Problem details: Identify all lines in the listing that include the word "August", and copy them out.

** Data for the task follows **

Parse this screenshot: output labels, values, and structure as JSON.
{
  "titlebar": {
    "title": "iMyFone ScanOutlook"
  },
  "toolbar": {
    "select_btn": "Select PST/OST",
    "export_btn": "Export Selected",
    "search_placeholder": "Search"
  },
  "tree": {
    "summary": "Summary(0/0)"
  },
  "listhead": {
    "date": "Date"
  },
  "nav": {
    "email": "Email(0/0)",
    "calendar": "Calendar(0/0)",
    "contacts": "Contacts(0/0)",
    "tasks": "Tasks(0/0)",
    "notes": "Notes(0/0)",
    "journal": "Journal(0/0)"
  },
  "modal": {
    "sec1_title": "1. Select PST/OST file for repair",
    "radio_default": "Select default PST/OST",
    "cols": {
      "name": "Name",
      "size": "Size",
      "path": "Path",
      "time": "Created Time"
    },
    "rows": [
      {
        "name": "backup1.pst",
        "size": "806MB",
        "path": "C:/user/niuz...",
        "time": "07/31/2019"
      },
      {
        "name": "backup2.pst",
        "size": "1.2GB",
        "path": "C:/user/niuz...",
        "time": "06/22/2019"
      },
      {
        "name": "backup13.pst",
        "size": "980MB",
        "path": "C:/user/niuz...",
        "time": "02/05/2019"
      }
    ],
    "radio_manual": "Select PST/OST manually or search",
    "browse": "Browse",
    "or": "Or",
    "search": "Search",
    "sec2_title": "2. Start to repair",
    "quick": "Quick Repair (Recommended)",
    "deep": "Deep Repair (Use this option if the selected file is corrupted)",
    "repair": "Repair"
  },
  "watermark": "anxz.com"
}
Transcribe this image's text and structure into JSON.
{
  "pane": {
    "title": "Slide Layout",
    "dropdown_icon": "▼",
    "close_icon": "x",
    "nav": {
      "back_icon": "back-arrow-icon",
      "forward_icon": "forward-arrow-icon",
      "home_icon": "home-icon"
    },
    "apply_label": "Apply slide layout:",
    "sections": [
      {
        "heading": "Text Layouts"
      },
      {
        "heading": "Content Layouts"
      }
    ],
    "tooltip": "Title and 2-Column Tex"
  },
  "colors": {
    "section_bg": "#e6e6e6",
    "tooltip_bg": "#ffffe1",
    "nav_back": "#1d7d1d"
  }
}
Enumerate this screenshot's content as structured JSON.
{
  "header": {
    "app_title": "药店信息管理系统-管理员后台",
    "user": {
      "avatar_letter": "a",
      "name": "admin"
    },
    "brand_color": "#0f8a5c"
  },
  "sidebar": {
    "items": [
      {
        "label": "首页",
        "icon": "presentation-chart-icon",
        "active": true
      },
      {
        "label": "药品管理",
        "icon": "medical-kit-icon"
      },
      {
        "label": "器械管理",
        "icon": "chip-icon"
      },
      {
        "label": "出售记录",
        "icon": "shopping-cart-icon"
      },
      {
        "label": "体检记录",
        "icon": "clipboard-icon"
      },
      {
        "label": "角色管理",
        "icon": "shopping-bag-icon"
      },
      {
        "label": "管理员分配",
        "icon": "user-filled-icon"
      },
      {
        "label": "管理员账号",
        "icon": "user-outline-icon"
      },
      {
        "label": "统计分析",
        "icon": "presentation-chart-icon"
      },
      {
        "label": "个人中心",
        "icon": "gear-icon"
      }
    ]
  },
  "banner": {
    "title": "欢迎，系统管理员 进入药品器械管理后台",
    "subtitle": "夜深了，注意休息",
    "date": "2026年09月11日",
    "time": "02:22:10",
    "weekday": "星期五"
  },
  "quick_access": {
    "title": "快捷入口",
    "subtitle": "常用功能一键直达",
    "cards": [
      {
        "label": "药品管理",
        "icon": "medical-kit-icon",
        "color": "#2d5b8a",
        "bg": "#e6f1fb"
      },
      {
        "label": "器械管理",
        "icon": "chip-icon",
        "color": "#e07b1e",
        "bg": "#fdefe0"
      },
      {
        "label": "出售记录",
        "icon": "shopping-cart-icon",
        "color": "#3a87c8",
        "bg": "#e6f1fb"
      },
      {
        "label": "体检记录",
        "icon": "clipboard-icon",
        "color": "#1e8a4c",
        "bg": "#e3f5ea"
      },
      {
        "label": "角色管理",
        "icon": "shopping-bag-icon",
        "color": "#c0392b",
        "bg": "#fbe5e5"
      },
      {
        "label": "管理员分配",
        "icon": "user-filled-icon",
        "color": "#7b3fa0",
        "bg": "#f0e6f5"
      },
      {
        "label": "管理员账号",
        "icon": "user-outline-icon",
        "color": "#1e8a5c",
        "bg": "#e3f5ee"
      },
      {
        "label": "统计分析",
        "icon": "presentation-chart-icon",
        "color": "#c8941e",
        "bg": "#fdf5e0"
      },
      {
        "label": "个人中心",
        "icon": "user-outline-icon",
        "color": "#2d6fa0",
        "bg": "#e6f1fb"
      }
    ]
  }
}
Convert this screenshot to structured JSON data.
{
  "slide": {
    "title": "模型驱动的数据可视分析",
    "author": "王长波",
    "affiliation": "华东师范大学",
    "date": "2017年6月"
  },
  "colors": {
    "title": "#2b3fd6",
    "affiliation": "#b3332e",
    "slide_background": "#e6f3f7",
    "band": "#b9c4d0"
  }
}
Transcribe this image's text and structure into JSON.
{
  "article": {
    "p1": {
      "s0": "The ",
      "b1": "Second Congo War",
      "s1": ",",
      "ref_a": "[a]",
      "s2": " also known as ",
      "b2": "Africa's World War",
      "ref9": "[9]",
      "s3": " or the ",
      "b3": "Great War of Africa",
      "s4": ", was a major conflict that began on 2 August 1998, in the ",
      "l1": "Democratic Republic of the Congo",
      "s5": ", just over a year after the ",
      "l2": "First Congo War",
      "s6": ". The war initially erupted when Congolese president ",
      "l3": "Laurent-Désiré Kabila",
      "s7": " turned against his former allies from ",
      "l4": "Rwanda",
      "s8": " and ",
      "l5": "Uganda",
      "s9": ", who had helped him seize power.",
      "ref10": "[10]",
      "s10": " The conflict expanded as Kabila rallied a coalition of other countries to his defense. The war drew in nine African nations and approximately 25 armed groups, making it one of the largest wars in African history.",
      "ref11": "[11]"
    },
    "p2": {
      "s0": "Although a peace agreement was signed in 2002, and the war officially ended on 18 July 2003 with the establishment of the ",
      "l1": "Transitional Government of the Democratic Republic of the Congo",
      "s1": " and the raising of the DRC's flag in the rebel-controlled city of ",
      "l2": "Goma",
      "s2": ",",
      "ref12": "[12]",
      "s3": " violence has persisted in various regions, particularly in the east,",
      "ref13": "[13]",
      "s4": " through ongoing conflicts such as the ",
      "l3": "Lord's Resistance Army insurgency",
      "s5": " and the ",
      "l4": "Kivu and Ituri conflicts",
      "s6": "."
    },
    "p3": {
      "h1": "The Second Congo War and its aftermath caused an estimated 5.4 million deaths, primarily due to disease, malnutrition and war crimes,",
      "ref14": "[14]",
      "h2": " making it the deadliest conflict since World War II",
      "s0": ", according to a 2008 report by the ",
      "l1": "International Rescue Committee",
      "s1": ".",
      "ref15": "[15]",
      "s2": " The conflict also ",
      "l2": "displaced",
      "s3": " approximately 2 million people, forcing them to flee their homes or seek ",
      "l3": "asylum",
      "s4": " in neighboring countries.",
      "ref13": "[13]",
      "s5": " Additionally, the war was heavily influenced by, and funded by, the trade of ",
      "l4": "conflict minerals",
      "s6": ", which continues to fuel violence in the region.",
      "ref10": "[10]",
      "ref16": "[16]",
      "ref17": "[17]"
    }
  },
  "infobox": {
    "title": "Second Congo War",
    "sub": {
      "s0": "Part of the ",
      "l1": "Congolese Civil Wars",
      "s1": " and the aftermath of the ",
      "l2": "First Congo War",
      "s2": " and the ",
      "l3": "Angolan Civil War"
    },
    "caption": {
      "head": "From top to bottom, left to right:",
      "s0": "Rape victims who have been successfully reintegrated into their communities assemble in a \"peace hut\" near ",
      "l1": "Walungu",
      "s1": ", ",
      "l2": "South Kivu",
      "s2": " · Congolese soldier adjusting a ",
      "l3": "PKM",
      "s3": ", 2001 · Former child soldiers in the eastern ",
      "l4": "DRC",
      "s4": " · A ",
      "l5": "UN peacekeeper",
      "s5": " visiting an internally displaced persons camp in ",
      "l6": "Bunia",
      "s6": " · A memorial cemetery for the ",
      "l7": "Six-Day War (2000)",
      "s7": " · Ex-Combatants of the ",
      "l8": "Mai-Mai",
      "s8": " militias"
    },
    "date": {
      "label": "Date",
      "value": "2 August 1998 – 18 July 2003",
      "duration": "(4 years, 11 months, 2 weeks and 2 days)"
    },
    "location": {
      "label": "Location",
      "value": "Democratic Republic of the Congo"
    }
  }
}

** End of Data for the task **

Result for this exercise:
      "s4": ", was a major conflict that began on 2 August 1998, in the ",
      "value": "2 August 1998 – 18 July 2003",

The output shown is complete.